Review Summary: Horseback delivers the drone trip for all summers to come.2 of 2 thought this review was well written
Horseback is a one man doom/drone project by Jenks Miller and The Invisible Mountain is his second CD. After it's original release in 2009 it's now been picked up by Relapse and re-released. As far as I know nothing has been added to the record. It’s still the same four song 38 minute record.
The overall feel of The Invisible Mountain is very relaxed. Think Bohren und der Club of Gore being covered by Earth at twice the speed these bands normally play. Laid back but with drums, guitar, bass and keys. Mix in a little 70’s spacerock, a bit of Altar of Plagues and even some post-rock. Listen to the first few minutes of “Hatecloud Dissolving Into Nothing” and you’ll swear this was a postrock album. I actually can’t hear a word he is singing and it sure doesn’t sound like happy hippie music, but still this is a very relaxing in the sun type album.
The fact you can’t really hear what he is singing has nothing to do with the production. There is nothing wrong with that. All instruments are present in the mix and nothing is ever drowning in bass or too present. A very clear sounding record.
The basic song structure for all four songs is pretty much the same. Pick a riff, be it bass or guitar, play a semi-clean melody line over it and keep repeating this for at least 6 minutes with a few small variations. Every now and then the vocals flow in and out, but most of the time it’s the riff and the melody line that drive the song. And Horseback does that very well.

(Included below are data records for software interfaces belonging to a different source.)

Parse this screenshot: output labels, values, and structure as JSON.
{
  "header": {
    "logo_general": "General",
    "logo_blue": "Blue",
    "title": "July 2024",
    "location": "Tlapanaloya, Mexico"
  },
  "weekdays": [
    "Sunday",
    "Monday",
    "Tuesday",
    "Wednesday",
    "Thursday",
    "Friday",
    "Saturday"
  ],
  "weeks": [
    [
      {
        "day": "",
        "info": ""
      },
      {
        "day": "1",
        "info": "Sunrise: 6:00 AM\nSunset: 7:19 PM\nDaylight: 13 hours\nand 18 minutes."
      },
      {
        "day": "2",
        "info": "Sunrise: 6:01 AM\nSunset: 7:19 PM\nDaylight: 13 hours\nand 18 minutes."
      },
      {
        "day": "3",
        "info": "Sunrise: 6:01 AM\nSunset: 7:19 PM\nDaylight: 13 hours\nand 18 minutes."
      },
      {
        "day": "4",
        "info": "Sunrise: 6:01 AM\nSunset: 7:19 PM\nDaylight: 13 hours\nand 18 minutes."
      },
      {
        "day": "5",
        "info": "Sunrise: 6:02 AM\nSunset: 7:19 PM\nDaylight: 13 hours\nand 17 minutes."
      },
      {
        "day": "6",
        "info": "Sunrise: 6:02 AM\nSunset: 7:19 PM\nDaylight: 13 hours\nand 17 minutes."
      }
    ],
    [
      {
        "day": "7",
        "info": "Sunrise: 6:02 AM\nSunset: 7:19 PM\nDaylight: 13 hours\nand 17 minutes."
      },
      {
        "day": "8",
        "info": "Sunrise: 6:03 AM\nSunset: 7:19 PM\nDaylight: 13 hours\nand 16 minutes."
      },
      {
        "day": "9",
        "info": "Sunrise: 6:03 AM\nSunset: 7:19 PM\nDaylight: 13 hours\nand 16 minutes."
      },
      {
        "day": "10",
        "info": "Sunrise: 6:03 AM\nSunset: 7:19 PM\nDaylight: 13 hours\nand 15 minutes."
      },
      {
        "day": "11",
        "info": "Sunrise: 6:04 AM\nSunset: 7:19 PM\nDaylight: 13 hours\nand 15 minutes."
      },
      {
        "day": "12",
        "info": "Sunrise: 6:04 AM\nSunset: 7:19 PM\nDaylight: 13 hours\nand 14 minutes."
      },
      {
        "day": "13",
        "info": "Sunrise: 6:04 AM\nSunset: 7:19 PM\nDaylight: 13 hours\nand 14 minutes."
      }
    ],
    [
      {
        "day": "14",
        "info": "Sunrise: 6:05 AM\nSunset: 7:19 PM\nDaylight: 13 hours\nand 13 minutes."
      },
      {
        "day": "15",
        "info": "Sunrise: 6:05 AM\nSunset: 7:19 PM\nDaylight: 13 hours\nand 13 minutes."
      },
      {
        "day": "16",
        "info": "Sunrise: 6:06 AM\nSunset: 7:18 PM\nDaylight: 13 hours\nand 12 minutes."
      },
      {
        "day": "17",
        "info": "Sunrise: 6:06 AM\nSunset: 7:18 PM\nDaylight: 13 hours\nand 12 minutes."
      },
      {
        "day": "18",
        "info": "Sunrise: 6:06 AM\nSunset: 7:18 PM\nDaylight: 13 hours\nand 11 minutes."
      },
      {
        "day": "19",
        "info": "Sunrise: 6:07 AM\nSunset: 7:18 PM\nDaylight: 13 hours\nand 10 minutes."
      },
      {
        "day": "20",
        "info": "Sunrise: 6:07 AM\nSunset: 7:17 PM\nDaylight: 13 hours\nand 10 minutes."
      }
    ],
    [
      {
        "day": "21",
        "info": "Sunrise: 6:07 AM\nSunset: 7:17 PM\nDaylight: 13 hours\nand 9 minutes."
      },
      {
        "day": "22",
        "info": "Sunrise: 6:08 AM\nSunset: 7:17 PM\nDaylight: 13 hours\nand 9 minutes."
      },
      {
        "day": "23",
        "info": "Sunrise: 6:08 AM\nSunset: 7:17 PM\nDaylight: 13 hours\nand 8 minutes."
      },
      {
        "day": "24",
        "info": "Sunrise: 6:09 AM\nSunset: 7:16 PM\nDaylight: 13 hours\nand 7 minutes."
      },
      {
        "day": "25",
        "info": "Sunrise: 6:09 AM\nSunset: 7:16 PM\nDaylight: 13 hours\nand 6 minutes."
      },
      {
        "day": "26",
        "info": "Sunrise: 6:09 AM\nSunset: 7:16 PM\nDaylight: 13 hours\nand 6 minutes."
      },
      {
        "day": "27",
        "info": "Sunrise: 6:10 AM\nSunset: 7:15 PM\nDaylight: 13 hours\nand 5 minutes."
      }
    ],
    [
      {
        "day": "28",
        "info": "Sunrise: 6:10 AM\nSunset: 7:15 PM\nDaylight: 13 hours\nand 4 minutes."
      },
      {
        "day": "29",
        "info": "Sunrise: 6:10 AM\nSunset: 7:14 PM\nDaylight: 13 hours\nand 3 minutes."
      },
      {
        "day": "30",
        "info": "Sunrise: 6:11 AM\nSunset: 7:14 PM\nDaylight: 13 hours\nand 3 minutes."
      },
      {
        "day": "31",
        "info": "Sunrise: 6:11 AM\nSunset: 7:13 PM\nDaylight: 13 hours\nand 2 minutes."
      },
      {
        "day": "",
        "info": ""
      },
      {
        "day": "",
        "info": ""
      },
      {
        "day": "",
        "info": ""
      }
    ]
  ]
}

The only downside to this album are the vocals. They will probably determine if you’ll go out and buy this record. The raw, heavily effect driven, black metal vocals are always in the background but because of the style they are very present and will probably scare you away the first time you listen to The Invisible Mountain. They did that to me. Even though I really liked the music I pressed stop the first time the vocals came in. But after a few spins it was the overall feel of this great doom/drone/postrock trip that is The Invisible Mountain that won me over.